Architectural Projects 8
P.R.E. Course: Playing, Remaking and Exaggerating Architecture
(Course Motto: Draw Everything You Know)
The P.R.E. course has a clear instrumental vocation aimed to equip students with the necessary tools for learning a basic architectural language that allows, therefore, to demonstrate purposeful relationships of some complexity.
In other words, discursive language seeks to take a direct and necessary relationship to an architectural language.
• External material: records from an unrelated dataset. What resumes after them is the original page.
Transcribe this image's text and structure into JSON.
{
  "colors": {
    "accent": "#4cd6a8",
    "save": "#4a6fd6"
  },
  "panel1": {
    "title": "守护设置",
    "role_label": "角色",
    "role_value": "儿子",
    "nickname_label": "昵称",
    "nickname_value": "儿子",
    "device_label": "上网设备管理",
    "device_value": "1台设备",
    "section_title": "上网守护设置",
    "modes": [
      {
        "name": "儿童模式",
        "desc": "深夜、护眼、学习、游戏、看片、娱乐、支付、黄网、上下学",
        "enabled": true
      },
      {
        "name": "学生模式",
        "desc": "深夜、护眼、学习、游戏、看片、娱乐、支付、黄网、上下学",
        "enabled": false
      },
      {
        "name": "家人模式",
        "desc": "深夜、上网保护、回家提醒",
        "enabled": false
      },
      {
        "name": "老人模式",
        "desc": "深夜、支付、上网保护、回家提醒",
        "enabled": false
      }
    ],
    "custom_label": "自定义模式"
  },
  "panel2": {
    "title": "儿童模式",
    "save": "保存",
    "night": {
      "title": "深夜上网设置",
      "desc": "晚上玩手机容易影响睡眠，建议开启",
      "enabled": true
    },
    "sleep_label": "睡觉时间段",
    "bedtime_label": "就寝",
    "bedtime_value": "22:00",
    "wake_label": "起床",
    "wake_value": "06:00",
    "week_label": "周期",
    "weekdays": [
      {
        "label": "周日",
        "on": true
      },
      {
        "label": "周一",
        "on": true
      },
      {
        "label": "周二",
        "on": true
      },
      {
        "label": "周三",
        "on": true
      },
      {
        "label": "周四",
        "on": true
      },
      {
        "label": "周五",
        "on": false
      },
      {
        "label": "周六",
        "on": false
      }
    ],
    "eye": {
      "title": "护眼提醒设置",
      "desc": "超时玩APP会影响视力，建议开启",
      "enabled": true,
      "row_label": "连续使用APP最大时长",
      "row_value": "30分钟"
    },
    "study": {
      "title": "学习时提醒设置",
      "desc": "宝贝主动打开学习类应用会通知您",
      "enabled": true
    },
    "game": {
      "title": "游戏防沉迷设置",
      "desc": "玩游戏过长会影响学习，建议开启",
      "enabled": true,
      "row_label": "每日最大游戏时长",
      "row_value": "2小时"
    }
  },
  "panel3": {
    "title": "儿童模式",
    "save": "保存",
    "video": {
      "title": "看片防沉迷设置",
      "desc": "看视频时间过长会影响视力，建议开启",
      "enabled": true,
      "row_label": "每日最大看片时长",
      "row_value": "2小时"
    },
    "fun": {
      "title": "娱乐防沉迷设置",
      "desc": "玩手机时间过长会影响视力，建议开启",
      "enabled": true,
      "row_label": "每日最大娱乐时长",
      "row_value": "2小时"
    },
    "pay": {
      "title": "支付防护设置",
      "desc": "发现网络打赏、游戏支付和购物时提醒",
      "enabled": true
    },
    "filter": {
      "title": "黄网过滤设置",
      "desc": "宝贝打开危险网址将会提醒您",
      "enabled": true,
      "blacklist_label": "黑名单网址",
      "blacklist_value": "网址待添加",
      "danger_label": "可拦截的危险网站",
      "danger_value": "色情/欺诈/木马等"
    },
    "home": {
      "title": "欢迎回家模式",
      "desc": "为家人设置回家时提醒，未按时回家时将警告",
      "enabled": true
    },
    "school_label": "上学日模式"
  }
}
The course assumes that the main feature and “Beauty” –or even better, the main interest or relevancy- of architecture is not talking about “Reality” per se but to speak of Reality only if donemay seem obvious but, however, is not evident. This characterizes us and must differentiate loss of this understanding and/or need of what is essentially ours (the architectural) to talk about what is common instead (the real) can lead to a perverse replacement: the (re)construction* of Reality by its mere narrative or fiction.
Our goal is not only to state “what is already happening,” but to propose guidelines for its construction. Similarly, our production has to construct reality (or at least hypothesize how to materialize it) and not just stage its reality or its transformation (in the best case).
In this regard and as a historical review, we are more interested in Rem Koolhaas attitude in his Exodus or the Voluntary Prisoners of Architecture (1972) or in Delirious New York (1978) than that of their ideological predecessors of the 60s: Archigram, Archizoom, Superstudio, Constant … the latter knew perfectly to describe, through their collages and drawings, their moment of reality: technology, uncertainty, consumption, the role of the body, obsolescence, change, movement, etc. However, it was Koolhaas one of those who knew best how to set the rules for a new architectural language in 1978.
The course suspects the existence or necessity of simulating at least a similar moment in our own context: the degree in Architecture at the University of Alicante. In recent years, we have re described Reality renewing its categories, in some cases, or qualifying those existing, in other: now we speak of gender, conflict, democracy, power… The concepts are not new or novel. Once the context in which we operate has been fixed, the only possible move is setting the stage, this is another obviousness.
Thus P.R.E. arises as a course that supports “other” future courses in the sense that it seeks to help students to relate speech with project (instead of replacement). In other words, to help students to relate their description of Reality with basic architectural guidelines necessary for its planned transformation. Again, our ability or worth is not the description of present Reality (analysis) nor the statement of future situations after its transformation (pseudo-project) but the establishment of complex relations between these two moments through architecture. In other words, we can not confuse a project with what it analyzes and what it promises. The project is precisely the “real” construction of the link between the two.
This does not mean that the course waives the description of the present and the enunciation of a transformed future; quite thecourse, in fact, assumes that design capability depends directly on the ability to describe, restore and scrutinize the thesis on which it operates, especially in its second half, S.E.A. However, here we return to the idea that design must always be relational: only when we are relating we will be designing; and in our case, through an architectural language.
So easy, so difficult.
*Construction is understood not as the search for a physical material execution but as the search for guidelines that allow the configuration / execution of an idea.